Yet even as cases of the coronavirus have ballooned, tourists from other parts of the state have continued to flock to the region’s campsites and small communities, a worrying trend for local officials.
In the tiny desert city and artistic hub of Marfa, tourism never slowed. People still flood the town’s hotels and shops. It’s a delicate situation for the town of 1,700, which has an economy that relies on tourism but has seen an explosion of COVID-19.
“Our community is fragile,” said City Council member Raúl Lara. He buys groceries on Fridays after work and rarely leaves his house during weekends to avoid crowds.
“It’s a double-edged sword, because we live on tourism money and we die without it,” Lara said.
In response to rising concern that the next two weeks could be catastrophic because of Thanksgiving gatherings, residents of Jeff Davis County, one of the three counties touched by Big Bend, have urged one another to take precautions in a Facebook group.

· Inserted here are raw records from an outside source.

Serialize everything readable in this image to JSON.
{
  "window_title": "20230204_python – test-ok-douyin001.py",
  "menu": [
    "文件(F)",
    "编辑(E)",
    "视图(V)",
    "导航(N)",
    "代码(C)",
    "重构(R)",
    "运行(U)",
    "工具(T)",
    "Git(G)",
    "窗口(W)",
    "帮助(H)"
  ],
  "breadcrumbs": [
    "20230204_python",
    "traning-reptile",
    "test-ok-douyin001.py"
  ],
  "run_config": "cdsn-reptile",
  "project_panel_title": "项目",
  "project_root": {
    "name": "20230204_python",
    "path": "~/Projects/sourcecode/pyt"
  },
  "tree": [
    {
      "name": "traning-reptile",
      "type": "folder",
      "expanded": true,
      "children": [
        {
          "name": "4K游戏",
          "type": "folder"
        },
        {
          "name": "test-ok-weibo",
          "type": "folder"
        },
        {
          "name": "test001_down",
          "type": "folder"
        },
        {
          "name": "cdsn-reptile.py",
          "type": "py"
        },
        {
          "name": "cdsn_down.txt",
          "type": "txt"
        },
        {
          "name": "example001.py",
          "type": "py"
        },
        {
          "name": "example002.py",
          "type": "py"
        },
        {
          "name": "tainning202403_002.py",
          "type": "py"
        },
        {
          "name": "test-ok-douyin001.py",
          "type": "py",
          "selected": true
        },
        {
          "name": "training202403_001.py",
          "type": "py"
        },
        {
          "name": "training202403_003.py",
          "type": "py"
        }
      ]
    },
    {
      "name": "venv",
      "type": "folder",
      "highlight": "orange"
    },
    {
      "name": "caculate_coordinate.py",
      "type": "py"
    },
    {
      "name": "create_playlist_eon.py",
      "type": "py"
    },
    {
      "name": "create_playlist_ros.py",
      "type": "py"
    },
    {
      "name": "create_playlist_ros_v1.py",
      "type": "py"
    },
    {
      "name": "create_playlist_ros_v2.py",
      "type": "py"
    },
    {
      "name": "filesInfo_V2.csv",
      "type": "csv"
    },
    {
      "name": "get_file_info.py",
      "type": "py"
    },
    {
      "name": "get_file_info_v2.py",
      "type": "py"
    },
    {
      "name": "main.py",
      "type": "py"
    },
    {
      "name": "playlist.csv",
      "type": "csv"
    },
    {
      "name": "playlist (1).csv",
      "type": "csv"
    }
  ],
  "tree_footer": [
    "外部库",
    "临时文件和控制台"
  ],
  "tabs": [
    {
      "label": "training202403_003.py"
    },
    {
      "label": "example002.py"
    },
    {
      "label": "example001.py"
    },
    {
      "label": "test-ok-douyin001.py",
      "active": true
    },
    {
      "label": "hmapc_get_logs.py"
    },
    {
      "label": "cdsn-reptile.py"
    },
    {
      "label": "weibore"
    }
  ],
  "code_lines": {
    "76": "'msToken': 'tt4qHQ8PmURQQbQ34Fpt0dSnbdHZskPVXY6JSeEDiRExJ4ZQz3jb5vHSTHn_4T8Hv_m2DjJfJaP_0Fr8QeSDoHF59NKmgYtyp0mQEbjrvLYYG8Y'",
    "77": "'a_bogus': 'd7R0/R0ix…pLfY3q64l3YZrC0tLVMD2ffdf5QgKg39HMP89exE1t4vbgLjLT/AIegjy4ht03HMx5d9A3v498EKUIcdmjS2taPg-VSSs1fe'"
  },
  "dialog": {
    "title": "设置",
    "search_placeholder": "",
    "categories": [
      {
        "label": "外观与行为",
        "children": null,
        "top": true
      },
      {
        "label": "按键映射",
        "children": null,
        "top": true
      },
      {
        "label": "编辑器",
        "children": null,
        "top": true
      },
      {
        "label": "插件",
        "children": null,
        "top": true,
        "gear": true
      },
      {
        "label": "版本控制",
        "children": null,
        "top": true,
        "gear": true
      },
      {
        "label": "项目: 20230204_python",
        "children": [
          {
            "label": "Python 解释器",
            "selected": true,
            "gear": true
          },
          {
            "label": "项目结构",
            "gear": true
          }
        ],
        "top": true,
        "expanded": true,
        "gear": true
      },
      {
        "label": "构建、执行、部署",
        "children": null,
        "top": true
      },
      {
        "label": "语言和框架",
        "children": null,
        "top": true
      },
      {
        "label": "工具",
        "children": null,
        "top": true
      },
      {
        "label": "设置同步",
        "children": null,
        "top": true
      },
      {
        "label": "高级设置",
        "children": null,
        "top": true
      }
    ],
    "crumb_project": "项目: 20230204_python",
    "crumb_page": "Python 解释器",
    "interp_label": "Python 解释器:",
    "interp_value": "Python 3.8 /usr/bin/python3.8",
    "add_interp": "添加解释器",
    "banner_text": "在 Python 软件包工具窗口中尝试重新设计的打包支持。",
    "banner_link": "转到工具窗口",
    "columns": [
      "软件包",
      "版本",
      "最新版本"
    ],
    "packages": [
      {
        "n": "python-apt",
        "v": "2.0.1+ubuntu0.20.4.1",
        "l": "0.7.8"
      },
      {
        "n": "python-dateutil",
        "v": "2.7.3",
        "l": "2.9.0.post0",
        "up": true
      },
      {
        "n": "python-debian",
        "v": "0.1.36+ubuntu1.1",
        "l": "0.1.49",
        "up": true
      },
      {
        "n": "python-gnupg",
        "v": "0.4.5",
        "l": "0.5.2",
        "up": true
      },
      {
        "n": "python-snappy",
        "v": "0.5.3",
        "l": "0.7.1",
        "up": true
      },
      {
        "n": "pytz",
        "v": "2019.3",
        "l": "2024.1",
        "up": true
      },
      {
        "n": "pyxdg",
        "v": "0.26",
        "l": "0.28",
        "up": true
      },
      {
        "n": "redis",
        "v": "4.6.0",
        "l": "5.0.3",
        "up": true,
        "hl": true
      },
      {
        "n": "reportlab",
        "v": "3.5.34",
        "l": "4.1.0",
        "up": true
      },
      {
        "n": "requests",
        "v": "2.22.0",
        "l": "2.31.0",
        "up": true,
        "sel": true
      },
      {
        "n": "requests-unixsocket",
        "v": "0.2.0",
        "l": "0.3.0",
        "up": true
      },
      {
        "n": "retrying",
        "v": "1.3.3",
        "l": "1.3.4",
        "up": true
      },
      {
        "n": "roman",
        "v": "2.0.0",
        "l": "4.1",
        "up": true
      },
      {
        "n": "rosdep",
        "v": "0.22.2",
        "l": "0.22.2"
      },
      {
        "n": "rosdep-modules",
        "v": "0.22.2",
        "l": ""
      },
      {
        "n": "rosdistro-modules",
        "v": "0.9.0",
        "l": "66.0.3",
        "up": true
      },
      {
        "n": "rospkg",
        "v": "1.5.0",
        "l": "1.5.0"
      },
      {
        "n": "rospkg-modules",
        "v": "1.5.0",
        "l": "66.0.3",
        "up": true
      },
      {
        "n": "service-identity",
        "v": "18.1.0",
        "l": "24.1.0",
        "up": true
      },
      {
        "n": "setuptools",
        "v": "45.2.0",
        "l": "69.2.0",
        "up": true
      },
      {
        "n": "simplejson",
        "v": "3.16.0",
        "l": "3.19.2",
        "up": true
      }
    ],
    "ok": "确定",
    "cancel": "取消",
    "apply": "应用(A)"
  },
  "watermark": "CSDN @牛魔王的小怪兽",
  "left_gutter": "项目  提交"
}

The members discuss the “tourons” — rhymes with morons — a reference to the tourists that continue to visit despite West Texas emerging as a hot spot.
Jeanine Bishop, the admin of the Facebook group Jeff Davis County News & Talk, also said tourism is a “double-edged sword.” The county’s 2,300 residents are forced to pick between tourism and potentially more COVID-19, or closed businesses and unemployment.
This week, Bishop, who runs the Alpine Humane Society and a thrift shop, laid off all of her staff. As cases rise, she worries about unmasked customers entering her store.
“It’s hard. We need the tourist dollars, but we’re really scared of what’s going to happen because of Thanksgiving,” Bishop said. She’s frustrated with the government’s inaction. Despite shutdowns this spring when COVID-19 was not widespread in her area, neither the state government nor Bishop’s local officials have urged stricter precautions this time around.
She feels powerless to stop what feels like an inevitable and sharp increase in cases as she watches more Texans vacation in the region while her community suffers the consequences.
She said last weekend most customers at her store said they were from out of town. Bishop offered them a message: “Please don’t. We’re going to be devastated in two weeks.”